Stored dataset items —
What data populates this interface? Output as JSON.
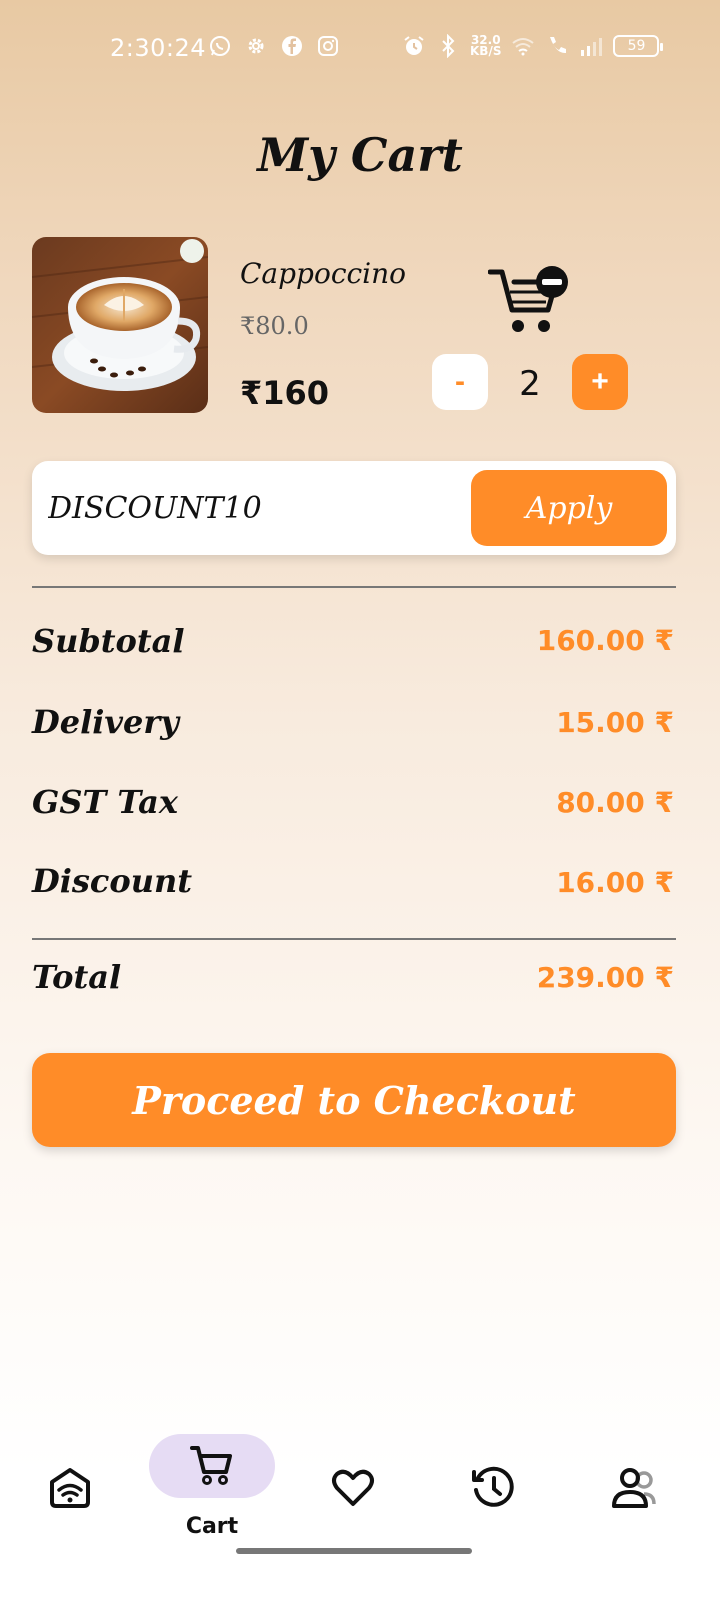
{
  "status_bar": {
    "time": "2:30:24",
    "net_speed_value": "32.0",
    "net_speed_unit": "KB/S",
    "battery": "59",
    "left_icons": [
      "whatsapp-icon",
      "settings-gear-icon",
      "facebook-icon",
      "instagram-icon"
    ],
    "right_icons": [
      "alarm-icon",
      "bluetooth-icon",
      "wifi-icon",
      "call-icon",
      "signal-icon"
    ]
  },
  "header": {
    "title": "My Cart"
  },
  "cart_item": {
    "name": "Cappoccino",
    "unit_price": "₹80.0",
    "total_price": "₹160",
    "quantity": "2",
    "minus_label": "-",
    "plus_label": "+",
    "image_alt": "Cappuccino in cup with latte art"
  },
  "discount": {
    "code": "DISCOUNT10",
    "apply_label": "Apply"
  },
  "summary": {
    "subtotal_label": "Subtotal",
    "subtotal_value": "160.00 ₹",
    "delivery_label": "Delivery",
    "delivery_value": "15.00 ₹",
    "gst_label": "GST Tax",
    "gst_value": "80.00 ₹",
    "discount_label": "Discount",
    "discount_value": "16.00 ₹",
    "total_label": "Total",
    "total_value": "239.00 ₹"
  },
  "checkout": {
    "label": "Proceed to Checkout"
  },
  "bottom_nav": {
    "items": [
      {
        "icon": "home-wifi-icon"
      },
      {
        "icon": "cart-icon",
        "label": "Cart",
        "active": true
      },
      {
        "icon": "heart-icon"
      },
      {
        "icon": "history-icon"
      },
      {
        "icon": "profile-icon"
      }
    ]
  },
  "colors": {
    "accent": "#ff8c28",
    "active_nav_bg": "#e6dcf4"
  }
}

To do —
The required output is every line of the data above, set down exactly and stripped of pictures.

Answer space —
What data populates this interface? Output as JSON.
{
  "status_bar": {
    "time": "2:30:24",
    "net_speed_value": "32.0",
    "net_speed_unit": "KB/S",
    "battery": "59",
    "left_icons": [
      "whatsapp-icon",
      "settings-gear-icon",
      "facebook-icon",
      "instagram-icon"
    ],
    "right_icons": [
      "alarm-icon",
      "bluetooth-icon",
      "wifi-icon",
      "call-icon",
      "signal-icon"
    ]
  },
  "header": {
    "title": "My Cart"
  },
  "cart_item": {
    "name": "Cappoccino",
    "unit_price": "₹80.0",
    "total_price": "₹160",
    "quantity": "2",
    "minus_label": "-",
    "plus_label": "+",
    "image_alt": "Cappuccino in cup with latte art"
  },
  "discount": {
    "code": "DISCOUNT10",
    "apply_label": "Apply"
  },
  "summary": {
    "subtotal_label": "Subtotal",
    "subtotal_value": "160.00 ₹",
    "delivery_label": "Delivery",
    "delivery_value": "15.00 ₹",
    "gst_label": "GST Tax",
    "gst_value": "80.00 ₹",
    "discount_label": "Discount",
    "discount_value": "16.00 ₹",
    "total_label": "Total",
    "total_value": "239.00 ₹"
  },
  "checkout": {
    "label": "Proceed to Checkout"
  },
  "bottom_nav": {
    "items": [
      {
        "icon": "home-wifi-icon"
      },
      {
        "icon": "cart-icon",
        "label": "Cart",
        "active": true
      },
      {
        "icon": "heart-icon"
      },
      {
        "icon": "history-icon"
      },
      {
        "icon": "profile-icon"
      }
    ]
  },
  "colors": {
    "accent": "#ff8c28",
    "active_nav_bg": "#e6dcf4"
  }
}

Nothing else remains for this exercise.